- [Page and application data records]
______________________________
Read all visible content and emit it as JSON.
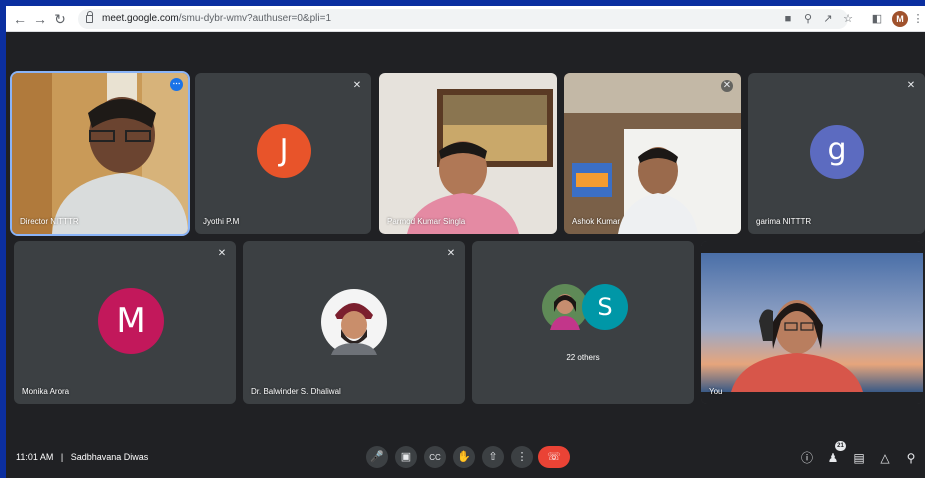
{
  "browser": {
    "url_host": "meet.google.com",
    "url_path": "/smu-dybr-wmv?authuser=0&pli=1",
    "profile_initial": "M"
  },
  "participants": {
    "director": {
      "name": "Director NITTTR"
    },
    "jyothi": {
      "name": "Jyothi P.M",
      "initial": "J",
      "color": "#e8542a"
    },
    "parmod": {
      "name": "Parmod Kumar Singla"
    },
    "ashok": {
      "name": "Ashok Kumar"
    },
    "garima": {
      "name": "garima NITTTR",
      "initial": "g",
      "color": "#5c6bc0"
    },
    "monika": {
      "name": "Monika Arora",
      "initial": "M",
      "color": "#c2185b"
    },
    "balwinder": {
      "name": "Dr. Balwinder S. Dhaliwal"
    },
    "others": {
      "label": "22 others",
      "initial": "S",
      "color": "#0097a7"
    },
    "you": {
      "name": "You"
    }
  },
  "bottom_bar": {
    "time": "11:01 AM",
    "separator": "|",
    "meeting_title": "Sadbhavana Diwas",
    "participant_count": "21"
  }
}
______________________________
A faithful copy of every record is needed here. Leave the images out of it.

- [TASK SOLUTION]
Read all visible content and emit it as JSON.
{
  "browser": {
    "url_host": "meet.google.com",
    "url_path": "/smu-dybr-wmv?authuser=0&pli=1",
    "profile_initial": "M"
  },
  "participants": {
    "director": {
      "name": "Director NITTTR"
    },
    "jyothi": {
      "name": "Jyothi P.M",
      "initial": "J",
      "color": "#e8542a"
    },
    "parmod": {
      "name": "Parmod Kumar Singla"
    },
    "ashok": {
      "name": "Ashok Kumar"
    },
    "garima": {
      "name": "garima NITTTR",
      "initial": "g",
      "color": "#5c6bc0"
    },
    "monika": {
      "name": "Monika Arora",
      "initial": "M",
      "color": "#c2185b"
    },
    "balwinder": {
      "name": "Dr. Balwinder S. Dhaliwal"
    },
    "others": {
      "label": "22 others",
      "initial": "S",
      "color": "#0097a7"
    },
    "you": {
      "name": "You"
    }
  },
  "bottom_bar": {
    "time": "11:01 AM",
    "separator": "|",
    "meeting_title": "Sadbhavana Diwas",
    "participant_count": "21"
  }
}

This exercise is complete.